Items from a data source
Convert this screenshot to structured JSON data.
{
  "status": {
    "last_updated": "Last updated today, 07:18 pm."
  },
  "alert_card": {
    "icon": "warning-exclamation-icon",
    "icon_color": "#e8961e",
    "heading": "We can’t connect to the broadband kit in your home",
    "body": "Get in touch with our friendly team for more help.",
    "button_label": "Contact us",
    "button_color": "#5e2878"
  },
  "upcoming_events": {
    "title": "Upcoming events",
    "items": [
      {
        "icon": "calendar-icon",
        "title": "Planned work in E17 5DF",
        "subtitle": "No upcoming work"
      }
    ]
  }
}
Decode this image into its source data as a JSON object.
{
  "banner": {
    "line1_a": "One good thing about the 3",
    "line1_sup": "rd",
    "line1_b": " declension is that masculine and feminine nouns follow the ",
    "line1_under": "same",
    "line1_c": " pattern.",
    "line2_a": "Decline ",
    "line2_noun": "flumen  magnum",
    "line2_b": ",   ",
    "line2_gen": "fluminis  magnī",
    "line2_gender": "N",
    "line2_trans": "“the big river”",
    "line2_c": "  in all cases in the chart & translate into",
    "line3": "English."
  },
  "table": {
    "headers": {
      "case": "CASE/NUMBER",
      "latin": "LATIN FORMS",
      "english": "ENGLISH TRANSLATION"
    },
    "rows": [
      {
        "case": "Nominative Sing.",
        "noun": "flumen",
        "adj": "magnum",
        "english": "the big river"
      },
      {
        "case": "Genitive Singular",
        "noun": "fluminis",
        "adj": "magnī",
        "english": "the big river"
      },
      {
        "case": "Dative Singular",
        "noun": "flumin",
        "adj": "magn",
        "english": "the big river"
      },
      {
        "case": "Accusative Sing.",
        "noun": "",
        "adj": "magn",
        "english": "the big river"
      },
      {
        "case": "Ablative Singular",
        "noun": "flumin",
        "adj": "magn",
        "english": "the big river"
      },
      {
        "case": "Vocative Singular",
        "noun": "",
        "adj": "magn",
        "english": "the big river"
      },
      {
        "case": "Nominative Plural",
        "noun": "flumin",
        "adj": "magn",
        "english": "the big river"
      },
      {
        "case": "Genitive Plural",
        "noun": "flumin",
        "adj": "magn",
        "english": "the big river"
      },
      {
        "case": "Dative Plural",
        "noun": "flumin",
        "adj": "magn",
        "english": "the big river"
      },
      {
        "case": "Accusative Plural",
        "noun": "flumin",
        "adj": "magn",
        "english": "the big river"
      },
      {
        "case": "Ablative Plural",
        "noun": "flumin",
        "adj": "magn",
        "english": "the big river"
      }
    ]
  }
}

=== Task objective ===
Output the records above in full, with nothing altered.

=== Solution ===
Convert this screenshot to structured JSON data.
{
  "status": {
    "last_updated": "Last updated today, 07:18 pm."
  },
  "alert_card": {
    "icon": "warning-exclamation-icon",
    "icon_color": "#e8961e",
    "heading": "We can’t connect to the broadband kit in your home",
    "body": "Get in touch with our friendly team for more help.",
    "button_label": "Contact us",
    "button_color": "#5e2878"
  },
  "upcoming_events": {
    "title": "Upcoming events",
    "items": [
      {
        "icon": "calendar-icon",
        "title": "Planned work in E17 5DF",
        "subtitle": "No upcoming work"
      }
    ]
  }
}
Decode this image into its source data as a JSON object.
{
  "banner": {
    "line1_a": "One good thing about the 3",
    "line1_sup": "rd",
    "line1_b": " declension is that masculine and feminine nouns follow the ",
    "line1_under": "same",
    "line1_c": " pattern.",
    "line2_a": "Decline ",
    "line2_noun": "flumen  magnum",
    "line2_b": ",   ",
    "line2_gen": "fluminis  magnī",
    "line2_gender": "N",
    "line2_trans": "“the big river”",
    "line2_c": "  in all cases in the chart & translate into",
    "line3": "English."
  },
  "table": {
    "headers": {
      "case": "CASE/NUMBER",
      "latin": "LATIN FORMS",
      "english": "ENGLISH TRANSLATION"
    },
    "rows": [
      {
        "case": "Nominative Sing.",
        "noun": "flumen",
        "adj": "magnum",
        "english": "the big river"
      },
      {
        "case": "Genitive Singular",
        "noun": "fluminis",
        "adj": "magnī",
        "english": "the big river"
      },
      {
        "case": "Dative Singular",
        "noun": "flumin",
        "adj": "magn",
        "english": "the big river"
      },
      {
        "case": "Accusative Sing.",
        "noun": "",
        "adj": "magn",
        "english": "the big river"
      },
      {
        "case": "Ablative Singular",
        "noun": "flumin",
        "adj": "magn",
        "english": "the big river"
      },
      {
        "case": "Vocative Singular",
        "noun": "",
        "adj": "magn",
        "english": "the big river"
      },
      {
        "case": "Nominative Plural",
        "noun": "flumin",
        "adj": "magn",
        "english": "the big river"
      },
      {
        "case": "Genitive Plural",
        "noun": "flumin",
        "adj": "magn",
        "english": "the big river"
      },
      {
        "case": "Dative Plural",
        "noun": "flumin",
        "adj": "magn",
        "english": "the big river"
      },
      {
        "case": "Accusative Plural",
        "noun": "flumin",
        "adj": "magn",
        "english": "the big river"
      },
      {
        "case": "Ablative Plural",
        "noun": "flumin",
        "adj": "magn",
        "english": "the big river"
      }
    ]
  }
}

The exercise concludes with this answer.